That is, of course, one of the most difficult questions in the church’s doing of missions: where should the missionary be based, how long should he concentrate his efforts in a given place, how should his time and effort be divided between the work at the base and the work which beckons elsewhere? The difficulty is illustrated clearly by our attempt to maintain some kind of a balance in Rev. Miersma’s involvement in the Valley, in Pittsburgh, and then Spokane. Last year the DMC, concerned that Rev. Miersma was being overextended, advised synod 1997 to call a second home missionary, whose labors would be concentrated in the East, while Rev. Miersma would focus on the West. Synod decided that the contacts in Pittsburgh ought to be developed further, to determine with more certainty that the work warrants the commitment of a second missionary; and after laboring there for another year, we have come to believe that the demonstration of commitment on the part of the group, the evidence of potential work in the area, and the level of activity of Rev. Miersma elsewhere dictate at this time the calling of a missionary in the Eastern States, based in Pittsburgh. We plan to advise synod accordingly.
But that still leaves the Valley and Spokane to be dealt with. The original intention regarding the work of the home missionary was that he “begin his labors in the San Luis Valley in southern Colorado. He will labor there until the will of the Lord is accomplished, although he may also investigate other areas of interest as they arise. When mission work in one area is terminated (because a church is organized or the work is unfruitful) the missionary will move elsewhere, yet under the jurisdiction of Loveland’s consistory” (Acts 1994, p. 81). This is exactly where those difficult questions have to be faced. Loveland has wisely advised that Rev. Miersma “continue his labors from his base in the San Luis Valley through 1998. Before the end of 1998, the Loveland consistory and the Mission Committee would then thoroughly review and evaluate the situation with the missionary to determine if he should remain based in the San Luis Valley or be moved to another mission field.”
The DMC concurs. Circumstances, we are sure, will be monitored closely during the coming months by the parties involved.

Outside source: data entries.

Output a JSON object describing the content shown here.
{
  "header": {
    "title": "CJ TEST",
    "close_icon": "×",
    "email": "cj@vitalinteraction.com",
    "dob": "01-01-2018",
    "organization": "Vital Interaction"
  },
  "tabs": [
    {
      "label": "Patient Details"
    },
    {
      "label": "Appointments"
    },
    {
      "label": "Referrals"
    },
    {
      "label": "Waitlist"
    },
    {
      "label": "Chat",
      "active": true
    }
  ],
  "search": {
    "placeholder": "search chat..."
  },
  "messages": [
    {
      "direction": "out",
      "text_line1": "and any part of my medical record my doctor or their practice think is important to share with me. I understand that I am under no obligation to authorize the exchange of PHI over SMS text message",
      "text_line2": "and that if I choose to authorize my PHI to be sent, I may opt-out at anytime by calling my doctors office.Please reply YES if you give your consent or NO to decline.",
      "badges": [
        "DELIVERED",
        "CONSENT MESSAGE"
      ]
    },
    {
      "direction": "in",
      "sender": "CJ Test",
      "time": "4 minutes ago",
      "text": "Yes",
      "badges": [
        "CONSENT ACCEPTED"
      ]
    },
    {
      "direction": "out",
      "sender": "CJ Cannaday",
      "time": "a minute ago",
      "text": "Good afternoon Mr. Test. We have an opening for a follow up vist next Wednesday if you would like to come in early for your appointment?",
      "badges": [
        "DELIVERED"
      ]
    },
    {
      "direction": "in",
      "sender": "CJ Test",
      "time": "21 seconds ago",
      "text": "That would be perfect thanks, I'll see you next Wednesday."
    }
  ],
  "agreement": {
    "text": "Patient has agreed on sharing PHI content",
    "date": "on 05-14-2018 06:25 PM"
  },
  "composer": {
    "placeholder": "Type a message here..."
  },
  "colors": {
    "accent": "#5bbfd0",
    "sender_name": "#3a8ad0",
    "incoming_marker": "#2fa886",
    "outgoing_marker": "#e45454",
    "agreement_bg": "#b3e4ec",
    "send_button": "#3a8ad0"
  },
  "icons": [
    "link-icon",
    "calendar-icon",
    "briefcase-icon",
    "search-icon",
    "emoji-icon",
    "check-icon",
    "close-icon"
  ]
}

And, in the doing of that work, we look for continued good cooperation between the Mission Committee, which supervises the domestic mission activity of the churches in common, and the calling church, which actually perform the work of missions, through their missionary. Laboring together, according to a policy and a constitution laid out for us years ago, is a distinct privilege and pleasure—especially so as we together follow the same Leader. As Herman Hoeksema put it in an SB article on missions 65 years ago (the May 15, 1933 issue), Christ “prepares the field, He points out the field to His church, He prepares and calls and separates the men for the field. And the church must follow Him and go where and when He calls.” Please remember the Mission Committee, the calling churches, and the missionaries in your prayers, that they might labor untiringly, in the confidence that in so doing, it will also become clear where and how the King of the church will be pleased to use their efforts, however small they be, to accomplish His good purpose.